◆ Excerpted data:
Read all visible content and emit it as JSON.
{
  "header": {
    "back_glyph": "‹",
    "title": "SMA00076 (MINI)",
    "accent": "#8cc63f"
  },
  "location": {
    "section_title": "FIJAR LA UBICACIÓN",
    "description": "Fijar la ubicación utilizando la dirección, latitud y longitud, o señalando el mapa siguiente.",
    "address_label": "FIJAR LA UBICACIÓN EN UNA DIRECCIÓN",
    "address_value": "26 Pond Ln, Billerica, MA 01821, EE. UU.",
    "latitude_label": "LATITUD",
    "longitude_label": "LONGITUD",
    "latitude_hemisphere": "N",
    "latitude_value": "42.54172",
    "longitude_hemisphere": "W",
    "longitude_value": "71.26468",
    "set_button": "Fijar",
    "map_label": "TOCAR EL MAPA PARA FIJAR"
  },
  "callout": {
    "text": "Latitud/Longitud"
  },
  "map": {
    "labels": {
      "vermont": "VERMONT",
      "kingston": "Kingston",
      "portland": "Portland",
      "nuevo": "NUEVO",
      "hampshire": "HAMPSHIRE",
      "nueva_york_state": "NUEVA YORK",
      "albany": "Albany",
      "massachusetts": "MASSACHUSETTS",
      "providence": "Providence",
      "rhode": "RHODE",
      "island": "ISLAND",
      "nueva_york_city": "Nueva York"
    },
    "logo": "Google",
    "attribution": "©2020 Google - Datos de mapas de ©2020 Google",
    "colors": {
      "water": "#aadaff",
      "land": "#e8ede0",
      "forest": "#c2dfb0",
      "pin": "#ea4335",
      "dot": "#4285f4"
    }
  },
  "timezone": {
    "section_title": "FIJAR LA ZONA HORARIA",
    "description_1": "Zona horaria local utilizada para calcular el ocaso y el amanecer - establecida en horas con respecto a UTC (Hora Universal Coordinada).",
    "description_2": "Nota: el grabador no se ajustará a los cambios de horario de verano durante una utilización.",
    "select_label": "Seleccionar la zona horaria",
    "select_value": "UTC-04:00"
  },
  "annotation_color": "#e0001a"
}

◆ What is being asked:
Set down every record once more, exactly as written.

◆ Exercise result:
Read all visible content and emit it as JSON.
{
  "header": {
    "back_glyph": "‹",
    "title": "SMA00076 (MINI)",
    "accent": "#8cc63f"
  },
  "location": {
    "section_title": "FIJAR LA UBICACIÓN",
    "description": "Fijar la ubicación utilizando la dirección, latitud y longitud, o señalando el mapa siguiente.",
    "address_label": "FIJAR LA UBICACIÓN EN UNA DIRECCIÓN",
    "address_value": "26 Pond Ln, Billerica, MA 01821, EE. UU.",
    "latitude_label": "LATITUD",
    "longitude_label": "LONGITUD",
    "latitude_hemisphere": "N",
    "latitude_value": "42.54172",
    "longitude_hemisphere": "W",
    "longitude_value": "71.26468",
    "set_button": "Fijar",
    "map_label": "TOCAR EL MAPA PARA FIJAR"
  },
  "callout": {
    "text": "Latitud/Longitud"
  },
  "map": {
    "labels": {
      "vermont": "VERMONT",
      "kingston": "Kingston",
      "portland": "Portland",
      "nuevo": "NUEVO",
      "hampshire": "HAMPSHIRE",
      "nueva_york_state": "NUEVA YORK",
      "albany": "Albany",
      "massachusetts": "MASSACHUSETTS",
      "providence": "Providence",
      "rhode": "RHODE",
      "island": "ISLAND",
      "nueva_york_city": "Nueva York"
    },
    "logo": "Google",
    "attribution": "©2020 Google - Datos de mapas de ©2020 Google",
    "colors": {
      "water": "#aadaff",
      "land": "#e8ede0",
      "forest": "#c2dfb0",
      "pin": "#ea4335",
      "dot": "#4285f4"
    }
  },
  "timezone": {
    "section_title": "FIJAR LA ZONA HORARIA",
    "description_1": "Zona horaria local utilizada para calcular el ocaso y el amanecer - establecida en horas con respecto a UTC (Hora Universal Coordinada).",
    "description_2": "Nota: el grabador no se ajustará a los cambios de horario de verano durante una utilización.",
    "select_label": "Seleccionar la zona horaria",
    "select_value": "UTC-04:00"
  },
  "annotation_color": "#e0001a"
}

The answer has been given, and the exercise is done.